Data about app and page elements
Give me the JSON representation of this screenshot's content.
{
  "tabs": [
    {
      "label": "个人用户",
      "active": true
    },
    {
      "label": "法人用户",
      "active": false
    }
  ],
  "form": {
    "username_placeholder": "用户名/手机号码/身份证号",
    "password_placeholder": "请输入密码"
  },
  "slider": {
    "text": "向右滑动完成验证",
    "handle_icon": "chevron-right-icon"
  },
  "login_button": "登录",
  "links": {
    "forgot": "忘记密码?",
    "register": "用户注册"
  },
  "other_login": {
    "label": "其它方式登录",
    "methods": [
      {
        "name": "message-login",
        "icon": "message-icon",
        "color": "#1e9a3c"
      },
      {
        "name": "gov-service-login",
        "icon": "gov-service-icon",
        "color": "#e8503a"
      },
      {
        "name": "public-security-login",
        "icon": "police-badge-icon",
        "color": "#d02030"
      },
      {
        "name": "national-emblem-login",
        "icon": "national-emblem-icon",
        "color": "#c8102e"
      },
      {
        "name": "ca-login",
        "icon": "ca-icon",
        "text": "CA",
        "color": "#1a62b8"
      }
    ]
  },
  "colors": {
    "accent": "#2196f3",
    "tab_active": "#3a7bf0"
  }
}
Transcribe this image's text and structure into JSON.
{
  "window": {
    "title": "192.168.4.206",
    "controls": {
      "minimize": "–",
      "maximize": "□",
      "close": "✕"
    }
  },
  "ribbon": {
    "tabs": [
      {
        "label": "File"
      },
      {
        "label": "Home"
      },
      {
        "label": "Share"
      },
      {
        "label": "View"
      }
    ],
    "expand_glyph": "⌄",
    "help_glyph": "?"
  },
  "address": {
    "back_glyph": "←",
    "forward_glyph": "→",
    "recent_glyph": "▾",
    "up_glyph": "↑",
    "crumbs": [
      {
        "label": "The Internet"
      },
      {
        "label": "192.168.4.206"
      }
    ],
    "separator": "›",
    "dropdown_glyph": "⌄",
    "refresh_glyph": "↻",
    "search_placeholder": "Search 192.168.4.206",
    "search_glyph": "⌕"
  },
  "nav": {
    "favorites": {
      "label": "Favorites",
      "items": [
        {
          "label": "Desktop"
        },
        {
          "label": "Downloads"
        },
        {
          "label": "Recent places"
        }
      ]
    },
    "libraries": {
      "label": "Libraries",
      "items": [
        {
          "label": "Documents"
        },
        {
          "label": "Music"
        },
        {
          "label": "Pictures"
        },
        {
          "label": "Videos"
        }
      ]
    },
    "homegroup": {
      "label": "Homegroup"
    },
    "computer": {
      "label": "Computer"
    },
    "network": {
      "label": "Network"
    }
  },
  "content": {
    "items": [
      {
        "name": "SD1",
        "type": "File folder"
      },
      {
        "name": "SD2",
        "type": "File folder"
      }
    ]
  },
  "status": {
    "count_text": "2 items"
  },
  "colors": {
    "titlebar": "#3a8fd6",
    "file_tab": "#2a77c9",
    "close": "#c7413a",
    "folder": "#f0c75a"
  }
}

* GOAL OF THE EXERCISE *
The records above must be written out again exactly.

* SOLUTION TO THIS TASK *
Give me the JSON representation of this screenshot's content.
{
  "tabs": [
    {
      "label": "个人用户",
      "active": true
    },
    {
      "label": "法人用户",
      "active": false
    }
  ],
  "form": {
    "username_placeholder": "用户名/手机号码/身份证号",
    "password_placeholder": "请输入密码"
  },
  "slider": {
    "text": "向右滑动完成验证",
    "handle_icon": "chevron-right-icon"
  },
  "login_button": "登录",
  "links": {
    "forgot": "忘记密码?",
    "register": "用户注册"
  },
  "other_login": {
    "label": "其它方式登录",
    "methods": [
      {
        "name": "message-login",
        "icon": "message-icon",
        "color": "#1e9a3c"
      },
      {
        "name": "gov-service-login",
        "icon": "gov-service-icon",
        "color": "#e8503a"
      },
      {
        "name": "public-security-login",
        "icon": "police-badge-icon",
        "color": "#d02030"
      },
      {
        "name": "national-emblem-login",
        "icon": "national-emblem-icon",
        "color": "#c8102e"
      },
      {
        "name": "ca-login",
        "icon": "ca-icon",
        "text": "CA",
        "color": "#1a62b8"
      }
    ]
  },
  "colors": {
    "accent": "#2196f3",
    "tab_active": "#3a7bf0"
  }
}
Transcribe this image's text and structure into JSON.
{
  "window": {
    "title": "192.168.4.206",
    "controls": {
      "minimize": "–",
      "maximize": "□",
      "close": "✕"
    }
  },
  "ribbon": {
    "tabs": [
      {
        "label": "File"
      },
      {
        "label": "Home"
      },
      {
        "label": "Share"
      },
      {
        "label": "View"
      }
    ],
    "expand_glyph": "⌄",
    "help_glyph": "?"
  },
  "address": {
    "back_glyph": "←",
    "forward_glyph": "→",
    "recent_glyph": "▾",
    "up_glyph": "↑",
    "crumbs": [
      {
        "label": "The Internet"
      },
      {
        "label": "192.168.4.206"
      }
    ],
    "separator": "›",
    "dropdown_glyph": "⌄",
    "refresh_glyph": "↻",
    "search_placeholder": "Search 192.168.4.206",
    "search_glyph": "⌕"
  },
  "nav": {
    "favorites": {
      "label": "Favorites",
      "items": [
        {
          "label": "Desktop"
        },
        {
          "label": "Downloads"
        },
        {
          "label": "Recent places"
        }
      ]
    },
    "libraries": {
      "label": "Libraries",
      "items": [
        {
          "label": "Documents"
        },
        {
          "label": "Music"
        },
        {
          "label": "Pictures"
        },
        {
          "label": "Videos"
        }
      ]
    },
    "homegroup": {
      "label": "Homegroup"
    },
    "computer": {
      "label": "Computer"
    },
    "network": {
      "label": "Network"
    }
  },
  "content": {
    "items": [
      {
        "name": "SD1",
        "type": "File folder"
      },
      {
        "name": "SD2",
        "type": "File folder"
      }
    ]
  },
  "status": {
    "count_text": "2 items"
  },
  "colors": {
    "titlebar": "#3a8fd6",
    "file_tab": "#2a77c9",
    "close": "#c7413a",
    "folder": "#f0c75a"
  }
}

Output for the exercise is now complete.